"I think the minute you guys stop making a big deal about it, everybody else will as well,” head coach Todd Bowels told reporters.

TAMPA, FLORIDA — Comments from Buccaneers head coach Todd Bowles about the media’s persistence in talking about skin color went viral on Thursday. When asked about his relationship with Pittsburgh Steelers head coach Mike Tomlin and thoughts on Carolina Panthers interim head coach Steve Wilks, both of whom are black men, Bowles downplayed the importance of skin color in coaching.

“I have a very good relationship with Tomlin, we don’t look at what color we are when we coach against each other,” Bowles told reporters at a press conference. “We just know each other. I have a lot of very good white friends that coach in this league as well and I don’t think it’s a big deal, as far as us coaching against each other. Wilkes got an opportunity to do a good job, hopefully he does it. And we coach ball, we don’t look at color.”


After Bowels finished his response to the initial question, a female reporter followed up with something of a correction to his statements.

“But you understand that representation matters too, right,” she asked. “When aspiring coaches, and even football players, when they see you guys, they see someone that looks like them, maybe grew up like them. That has to mean something.”

“Well, when you say ‘see you guys’ and ‘look like them and grow up like them’ means that we’re oddballs to begin with, and I think the minute you guys stop making a big deal about it, everybody else will as well.”


Earlier this year, former Dolphins head coach Brian Flores sued three NFL teams for discrimination, alleging that he had participated in sham interviews conducted for the sole purpose of the team’s required compliance with minority interview. Since 2003, the NFL’s Rooney Rule has mandated that teams interview one minority candidate when searching for a new head coach. Less than two months later, the NFL announced that each team maintains at least one minority or female offensive assistant coach.  
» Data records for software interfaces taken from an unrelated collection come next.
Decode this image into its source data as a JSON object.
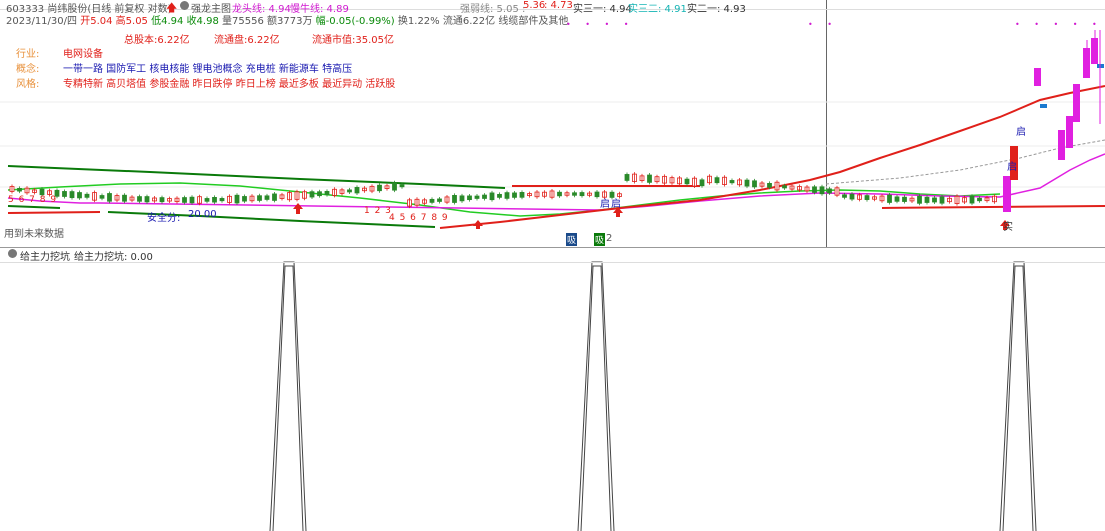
{
  "header": {
    "code_title": "603333 尚纬股份(日线 前复权 对数)",
    "indicator_name": "强龙主图",
    "longtou_label": "龙头线: 4.94",
    "niuxian_label": "慢牛线: 4.89",
    "qiangruo_label": "强弱线: 5.05 :",
    "val_536": "5.36",
    "val_473": ": 4.73",
    "shi_a": "实三一: 4.94",
    "shi_b": "实三二: 4.91",
    "shi_c": "实二一: 4.93",
    "date": "2023/11/30/四",
    "open": "开5.04",
    "high": "高5.05",
    "low": "低4.94",
    "close": "收4.98",
    "volume": "量75556",
    "amount": "额3773万",
    "change": "幅-0.05(-0.99%)",
    "turnover": "换1.22%",
    "float_mv": "流通6.22亿",
    "extra": "线缆部件及其他"
  },
  "info": {
    "total_shares": "总股本:6.22亿",
    "float_shares": "流通盘:6.22亿",
    "float_value": "流通市值:35.05亿",
    "industry_label": "行业:",
    "industry_value": "电网设备",
    "concept_label": "概念:",
    "concept_value": "一带一路 国防军工 核电核能 锂电池概念 充电桩 新能源车 特高压",
    "style_label": "风格:",
    "style_value": "专精特新 高贝塔值 参股金融 昨日跌停 昨日上榜 最近多板 最近异动 活跃股"
  },
  "chart_marks": {
    "safe_label": "安全分:",
    "safe_value": "20.00",
    "future_data": "用到未来数据",
    "seq_left": "5 6 7 8 9",
    "seq_mid1": "1 2 3",
    "seq_mid2": "4 5 6 7 8 9",
    "qi1": "启",
    "qi2": "启",
    "qi3": "启",
    "qi4": "启",
    "shi_mark": "实",
    "box1": "吸",
    "box2": "吸",
    "box_num": "2"
  },
  "sub_panel": {
    "title": "给主力挖坑",
    "value_label": "给主力挖坑: 0.00"
  },
  "colors": {
    "red": "#e0201a",
    "green_line": "#22cc22",
    "dark_green": "#0a7a0a",
    "magenta": "#e020e0",
    "blue_text": "#1a1ab0",
    "orange_label": "#e8903a"
  }
}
Ironically, Flores wants to see more requirements similar to those that presumably would have prompted the two sham interviews he claims to have completed. He called for a several systemic changes from the NFL, according to Sports Illustrated, including “Requiring teams to reduce to writing the rationale for hiring and termination decisions, including a full explanation of the basis for any subjective influences” and “Allowing select Black players and coaches to participate in the interviewing process for coaching and general manager positions.”


The Dolphins, meanwhile, hired the San Francisco 49ers offensive coordinator Mike McDaniel to replace Flores. The NFL, as part of its affirmative action policy, awarded the 49ers a pair of third-round picks because McDaniel is biracial. His skin tone was apparently light enough for Deadspin’s Sean Beckwith to confuse him for a white man.

“Please stop and think before you inadvertently dub another young, white guy as the next hot NFL coaching prospect,” Beckwith’s subheading read. When it was pointed out that McDaniel is in fact half black, Deadspin issued a correction to the proactive story, adding “we regret the error.”

After McDaniel was hired, ESPN’s Adam Schefter tweeted “New Dolphins’ HC Mike McDaniel, who identifies as multiracial, now joins Mike Tomlin (Steelers), Ron Rivera (Commanders) and Robert Saleh (Jets) as the NFL’s only minority head coaches.”

Similar to Bowles, McDaniel seemed confused by the emphasis on his racial background and called the apparent confusion over it “odd.”

"I think people identify me as something, but I identify as a human being," McDaniel said at his introductory press conference as head coach. "It's weird that it comes up because I've just tried to be a good person, and I think my background opens my eyes a little bit. I don't have any real experience with racism. But I know my mom experienced it when she married my dad. I know my dad experienced it and that it's in my family. I guess that makes me a human being that can identify with other people's problems."